The Digital Color Sensor
The pixel sensors in and of themselves do not differentiate between different wavelengths. By putting color filters in front of them, the pixel sensors will have distinct response curves based on the wavelength of the light.
If we use green, red, and blue color filters, some pixel sensors will only receive green light, some will only receive red light, and some only blue light (in reality, they'll have response curves similar to how our eyes' cones do). Today, cameras almost exclusively use a so-called Bayer filter. With such a filter, there are twice as many green pixel sensors as there are red or blue. It looks like this:
The digital camera now has color information, but it also looses a lot of information. It only knows what the level of red is for 1/4 of all pixels. Likewise for blue. For green, it knows what the level is for 1/2 of all pixels. In other words: 66 percent of the data is missing. The process of recreating full color information for all pixels is called debayering. This involves advanced algorithms which will interpolate the existing information into a full-resolution color image.
A simple interpolation would cause a lot of artifacts, and over the years, more and more advanced methods have been developed by various debayering algorithms to work around these. As an example of a problem, most debayering algorithms rely heavily upon the green pixels for luminosity. As a result, almost all debayering algorithms perform poorly in areas that are mostly red. Here's a cutout of an image taken with an iPhone 6:
Note how the letters C and T of the large “PRODUCT” written on the inside of the iPad cover are extremely fuzzy compared to the black text in the booklet.

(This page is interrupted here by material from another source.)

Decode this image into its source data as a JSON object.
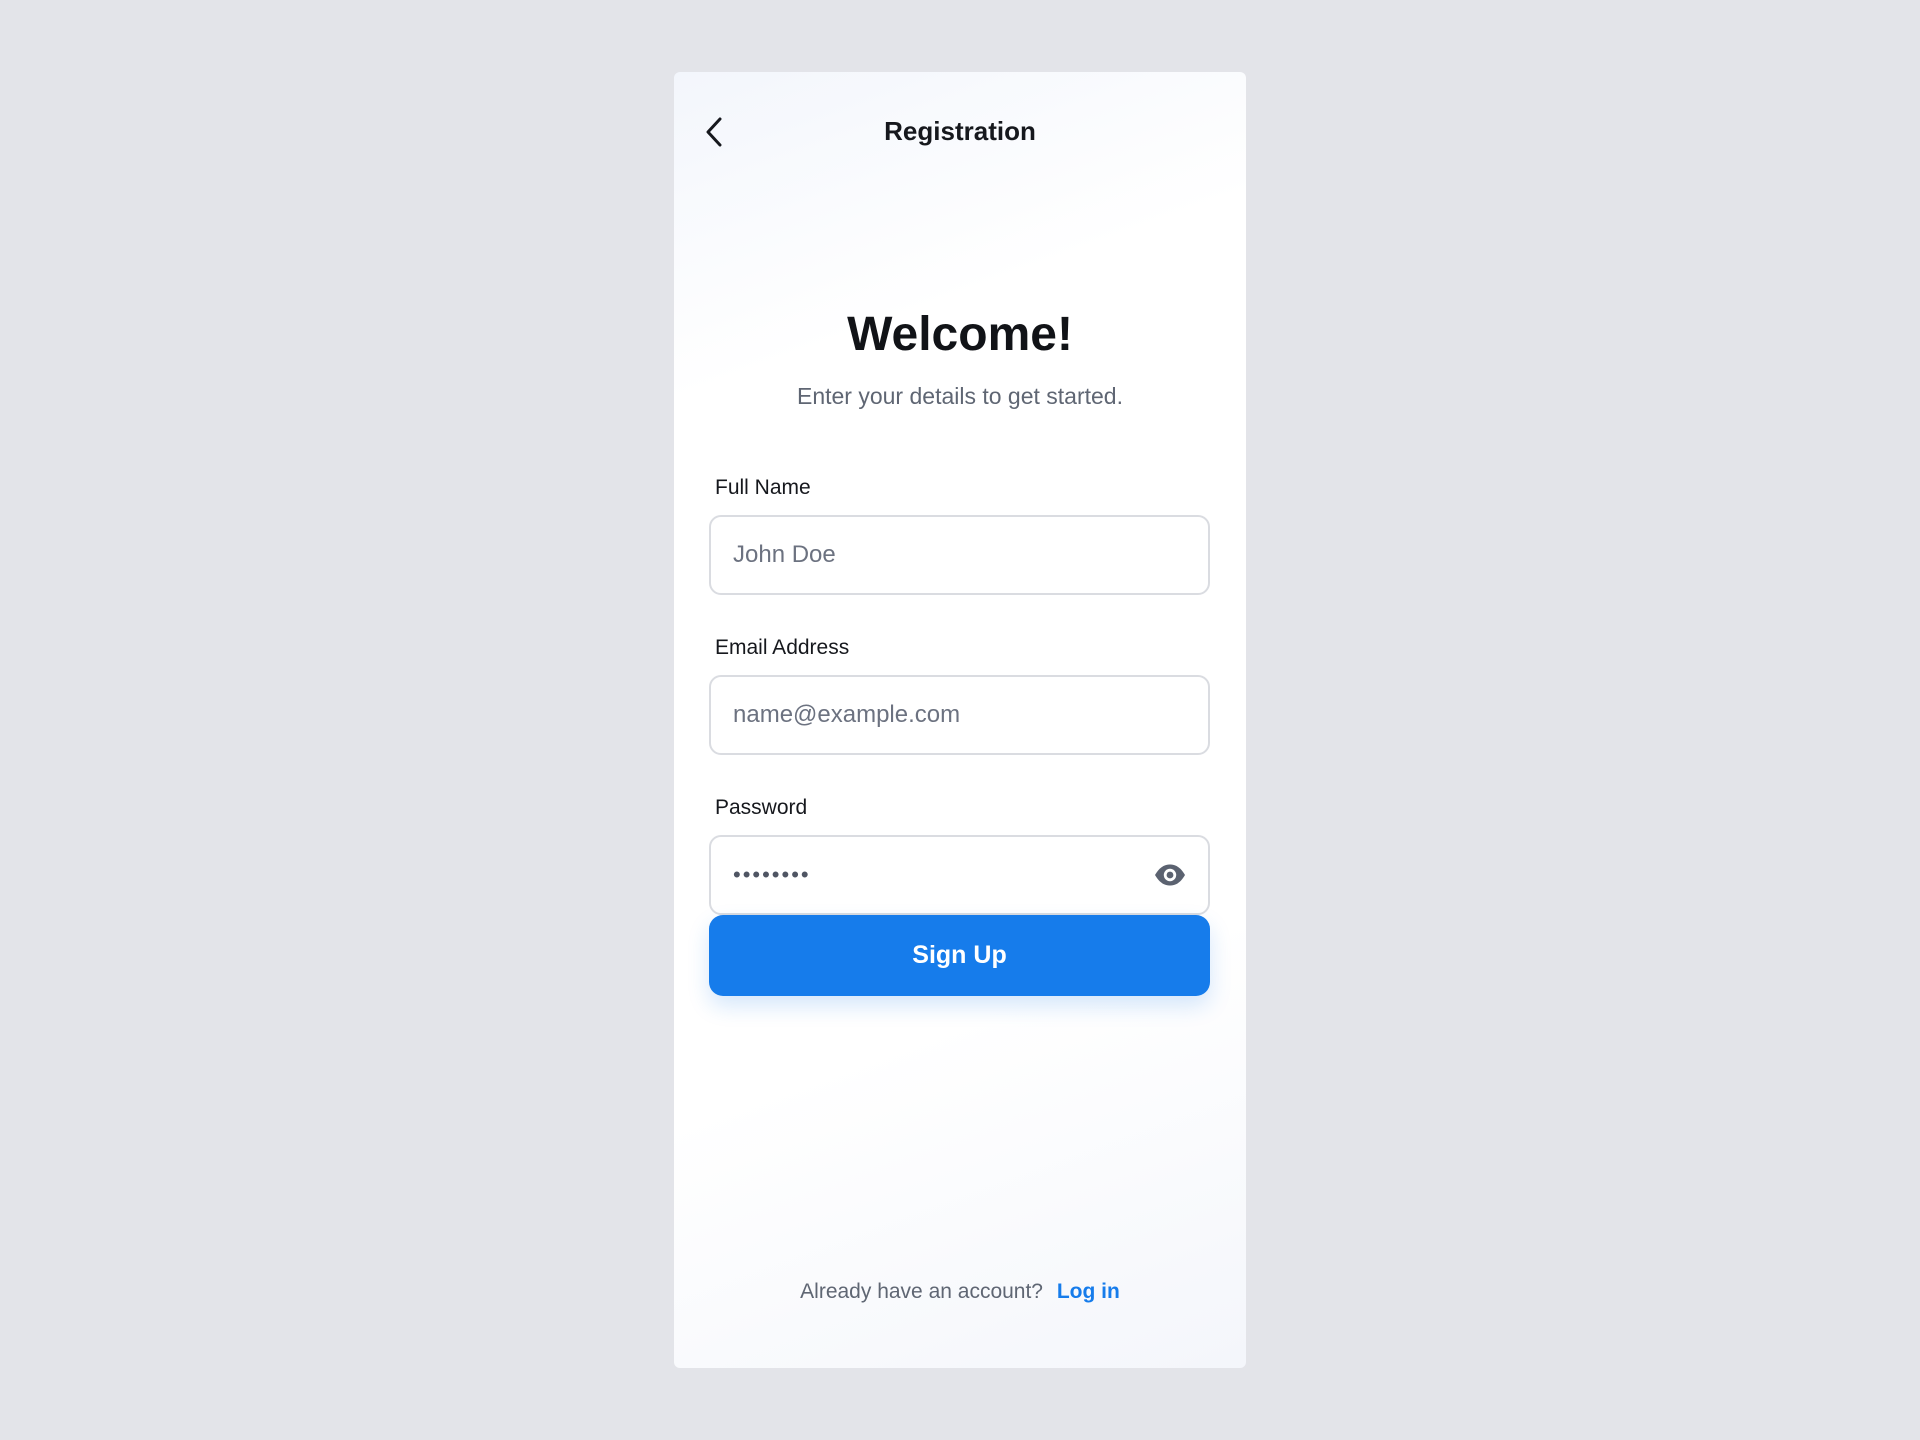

It seems like the denoise part of the debayering is getting confused by the lack of green information in the part of the image that's the iPad cover.
Compensating for Imperfections
Aside from recreating color information, the image processor inside the camera will also do a handful of other adjustments to the image.
As image sensors have more and more pixels, the likelihood of some of these pixels being defect increases. Quite often, the camera will have a list of pixels (sometimes entire rows) which are misbehaving. During the image processing of the raw image data, the image processor will fix up any dead pixels.
Image sensors have pixels that are outside the area that receives visible light. These image sensor pixels will always be black. Their readout value, however, is not 0. But these pixels allow the image processor to adjust the image's black level by subtracting the value of those pixels from the ones that contain the actual image. This way, the image processor can also compensate for most inter-row variations in the image sensor (and/or ADC).
The final step of a digital camera is to write the image data to a file. In just about all cases, digital photos are saved as JPEGs. JPEG compression modifies the image data in order to heavily compress it. The pixel data in an iPhone 6 image takes up almost 23 MB (3.264 x 2.448 x 3 = 23.970.816), while the JPEG files for such an image are typically 1.5 to 2.5 MB. Read more about JPEG compression in issue #3.
Some digital cameras allow the user to save a so-called RAW file. The camera's image processor will still have done some work on the raw image data coming off the sensor, but the file will contain something very close to the real pixel values. The benefit of this is that we can do the debayering at a later point.
For example, the debayering built into OS X is more powerful than that of most DSLRs. Working on a RAW file of a supported camera allows us to make more adjustments to the images without losing image quality, as we would when working on the data contained in the JPEG file. The RAW image processing of Core Image will apply various user-defined adjustments to the image as part of the debayering. When working on JPEG images, adjustments can only be done after the fact.
CoreImage/CIRAWFilter.h in the OS X SDK, and WWDC 2014 session 514 at 32:40 for more details.
Digital cameras of today are the result of decades of research and engineering. We've barely scratched the surface of all the technologies involved. But with this, we hope you will be able to get more out of your (iPhone) camera... and make better photo apps for iOS and OS X.